Mission to the Baja Missions:
The missions and visitas (mission visiting chapels) found throughout the Baja peninsula have endured up to 300 and more years in varying states of decay and reconstruction. The quest of Jack Swords, Kevin Clough, Robert Jackson, and David Kier has been to photograph and GPS locate each mission structure as it now stands at the beginning of the 21st century. Each photo and GPS coordinate (WGS 84) from Jack Swords, are copyrighted. Dr. Robert Jackson has contributed photos taken over the past 100 years.

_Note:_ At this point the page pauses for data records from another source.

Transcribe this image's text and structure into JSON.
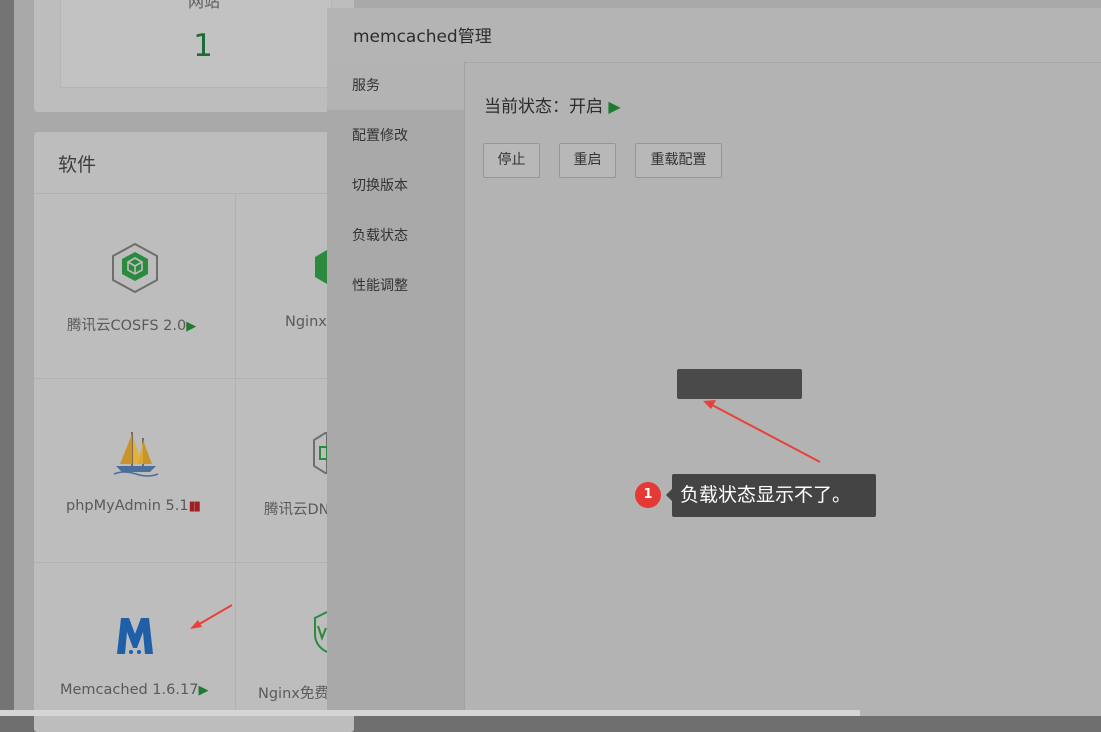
{
  "stats": {
    "label": "网站",
    "value": "1"
  },
  "software": {
    "title": "软件",
    "tiles": [
      {
        "name": "腾讯云COSFS 2.0",
        "status": "running"
      },
      {
        "name": "Nginx",
        "status": "running"
      },
      {
        "name": "phpMyAdmin 5.1",
        "status": "stopped"
      },
      {
        "name": "腾讯云DN",
        "status": ""
      },
      {
        "name": "Memcached 1.6.17",
        "status": "running"
      },
      {
        "name": "Nginx免费",
        "status": ""
      }
    ]
  },
  "modal": {
    "title": "memcached管理",
    "menu": [
      "服务",
      "配置修改",
      "切换版本",
      "负载状态",
      "性能调整"
    ],
    "status_text": "当前状态：开启",
    "buttons": {
      "stop": "停止",
      "restart": "重启",
      "reload": "重载配置"
    }
  },
  "annotation": {
    "number": "1",
    "text": "负载状态显示不了。"
  },
  "colors": {
    "accent_green": "#1f7a31",
    "stopped_red": "#a32020",
    "annotation_red": "#e53935",
    "arrow_red": "#e8403a"
  },
  "icons": [
    "cube-icon",
    "sailboat-icon",
    "memcached-logo-icon",
    "play-icon",
    "pause-icon"
  ]
}
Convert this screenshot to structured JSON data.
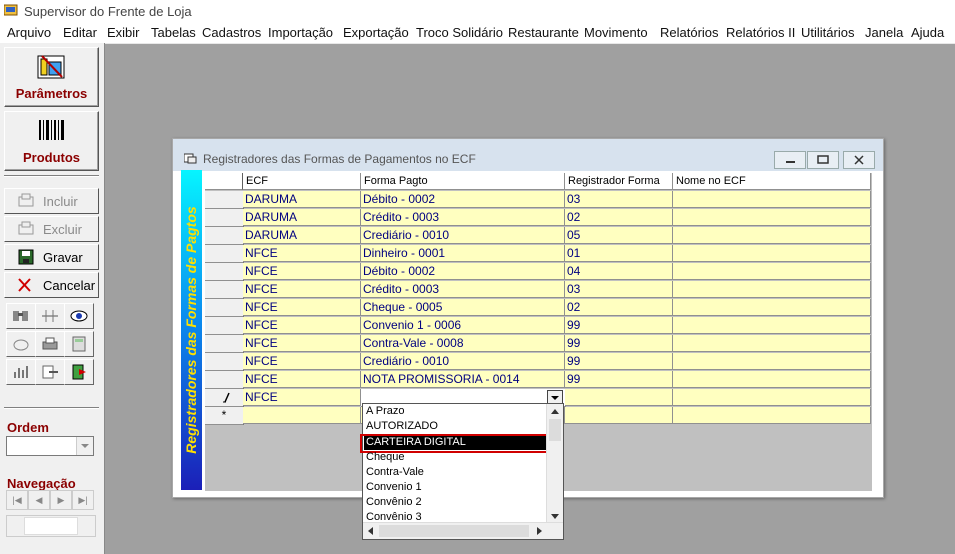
{
  "app": {
    "title": "Supervisor do Frente de Loja"
  },
  "menu": [
    "Arquivo",
    "Editar",
    "Exibir",
    "Tabelas",
    "Cadastros",
    "Importação",
    "Exportação",
    "Troco Solidário",
    "Restaurante",
    "Movimento",
    "Relatórios",
    "Relatórios II",
    "Utilitários",
    "Janela",
    "Ajuda"
  ],
  "sidebar": {
    "parametros_label": "Parâmetros",
    "produtos_label": "Produtos",
    "actions": [
      {
        "label": "Incluir",
        "enabled": false,
        "icon": "add-record-icon"
      },
      {
        "label": "Excluir",
        "enabled": false,
        "icon": "delete-record-icon"
      },
      {
        "label": "Gravar",
        "enabled": true,
        "icon": "save-disk-icon"
      },
      {
        "label": "Cancelar",
        "enabled": true,
        "icon": "cancel-x-icon"
      }
    ],
    "ordem_label": "Ordem",
    "navegacao_label": "Navegação"
  },
  "child_window": {
    "title": "Registradores das Formas de Pagamentos no ECF",
    "banner": "Registradores das Formas de Pagtos",
    "columns": [
      "ECF",
      "Forma Pagto",
      "Registrador Forma",
      "Nome no ECF"
    ],
    "rows": [
      [
        "DARUMA",
        "Débito  -  0002",
        "03",
        ""
      ],
      [
        "DARUMA",
        "Crédito  -  0003",
        "02",
        ""
      ],
      [
        "DARUMA",
        "Crediário  -  0010",
        "05",
        ""
      ],
      [
        "NFCE",
        "Dinheiro  -  0001",
        "01",
        ""
      ],
      [
        "NFCE",
        "Débito  -  0002",
        "04",
        ""
      ],
      [
        "NFCE",
        "Crédito  -  0003",
        "03",
        ""
      ],
      [
        "NFCE",
        "Cheque  -  0005",
        "02",
        ""
      ],
      [
        "NFCE",
        "Convenio 1  -  0006",
        "99",
        ""
      ],
      [
        "NFCE",
        "Contra-Vale  -  0008",
        "99",
        ""
      ],
      [
        "NFCE",
        "Crediário  -  0010",
        "99",
        ""
      ],
      [
        "NFCE",
        "NOTA PROMISSORIA  -  0014",
        "99",
        ""
      ]
    ],
    "edit_row": {
      "ecf": "NFCE",
      "indicator": "pencil-icon"
    },
    "new_row": {
      "indicator": "*"
    },
    "dropdown_options": [
      "A Prazo",
      "AUTORIZADO",
      "CARTEIRA DIGITAL",
      "Cheque",
      "Contra-Vale",
      "Convenio 1",
      "Convênio 2",
      "Convênio 3"
    ],
    "dropdown_selected": "CARTEIRA DIGITAL"
  }
}
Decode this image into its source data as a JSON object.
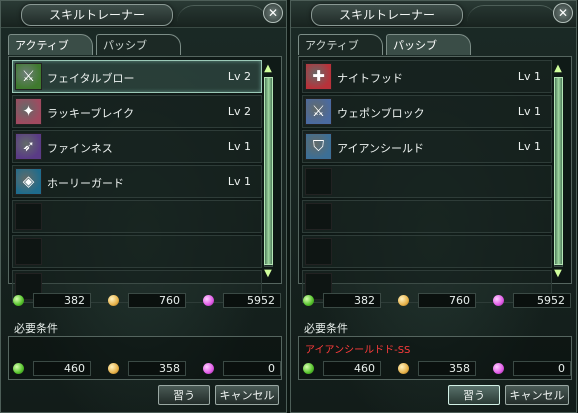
{
  "windows": [
    {
      "title": "スキルトレーナー",
      "close_label": "✕",
      "tabs": [
        "アクティブ",
        "パッシブ"
      ],
      "active_tab": 0,
      "skills": [
        {
          "name": "フェイタルブロー",
          "level": "Lv 2",
          "icon": "fatal-blow-icon",
          "glyph": "⚔",
          "color": "#3f7a2e"
        },
        {
          "name": "ラッキーブレイク",
          "level": "Lv 2",
          "icon": "lucky-break-icon",
          "glyph": "✦",
          "color": "#a04a60"
        },
        {
          "name": "ファインネス",
          "level": "Lv 1",
          "icon": "finesse-icon",
          "glyph": "➶",
          "color": "#5a3b86"
        },
        {
          "name": "ホーリーガード",
          "level": "Lv 1",
          "icon": "holy-guard-icon",
          "glyph": "◈",
          "color": "#1f6c8c"
        }
      ],
      "selected_index": 0,
      "empty_rows": 3,
      "resources": [
        "382",
        "760",
        "5952"
      ],
      "requirements_label": "必要条件",
      "requirement_skill": "",
      "requirements": [
        "460",
        "358",
        "0"
      ],
      "learn_button": "習う",
      "cancel_button": "キャンセル",
      "learn_highlighted": false
    },
    {
      "title": "スキルトレーナー",
      "close_label": "✕",
      "tabs": [
        "アクティブ",
        "パッシブ"
      ],
      "active_tab": 1,
      "skills": [
        {
          "name": "ナイトフッド",
          "level": "Lv 1",
          "icon": "knighthood-icon",
          "glyph": "✚",
          "color": "#b8323a"
        },
        {
          "name": "ウェポンブロック",
          "level": "Lv 1",
          "icon": "weapon-block-icon",
          "glyph": "⚔",
          "color": "#4a6aa0"
        },
        {
          "name": "アイアンシールド",
          "level": "Lv 1",
          "icon": "iron-shield-icon",
          "glyph": "⛉",
          "color": "#3c6f96"
        }
      ],
      "selected_index": -1,
      "empty_rows": 4,
      "resources": [
        "382",
        "760",
        "5952"
      ],
      "requirements_label": "必要条件",
      "requirement_skill": "アイアンシールドド-SS",
      "requirements": [
        "460",
        "358",
        "0"
      ],
      "learn_button": "習う",
      "cancel_button": "キャンセル",
      "learn_highlighted": true
    }
  ],
  "scroll_up_glyph": "▲",
  "scroll_down_glyph": "▼"
}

Also see Dr. Jackson's photos and history at http://www.timsbaja.com/rjackson.html .
Completed in 1752, in the first permanent settlement in California.
This was the head and mother of all the missions in California (Baja and Alta).
N 26°00.61' W111.20.60' c Jack Swords
Before Loreto, the first attempt by the Jesuits was at San Bruno 15 miles to the north.
N26°13.55' W111°23.56'. GPS & Photo by Kevin Clough on 12-97.
Moved to this site from it's first location at Rancho Viejo, in 1720.
Construction begn in 1744, and completed in 1758.
This is the most well preserved Jesuit mission on the peninsula. N 25°51.73' W111°32.65' c Jack Swords
copyright (c) photography by Jack Swords
Located south of Loreto, at N25°44.37' W111°15.85'
by the intersection of roads to Playa Ligui and Ensenada Blanca.
Only floor tiles and some foundation remains visible in this 1975 photo by Robert Jackson.
Hurricane Juliette, in 2001, enlarged the arroyo and destroyed the foundation.
A chunk of which was in the arroyo. The tree remains on the arroyo's edge.
Ligui in December, 2001 following Hurricane Juliette's flash flood.
Just some foundation rubble laying in the enlarged arroyo.
Photo by David K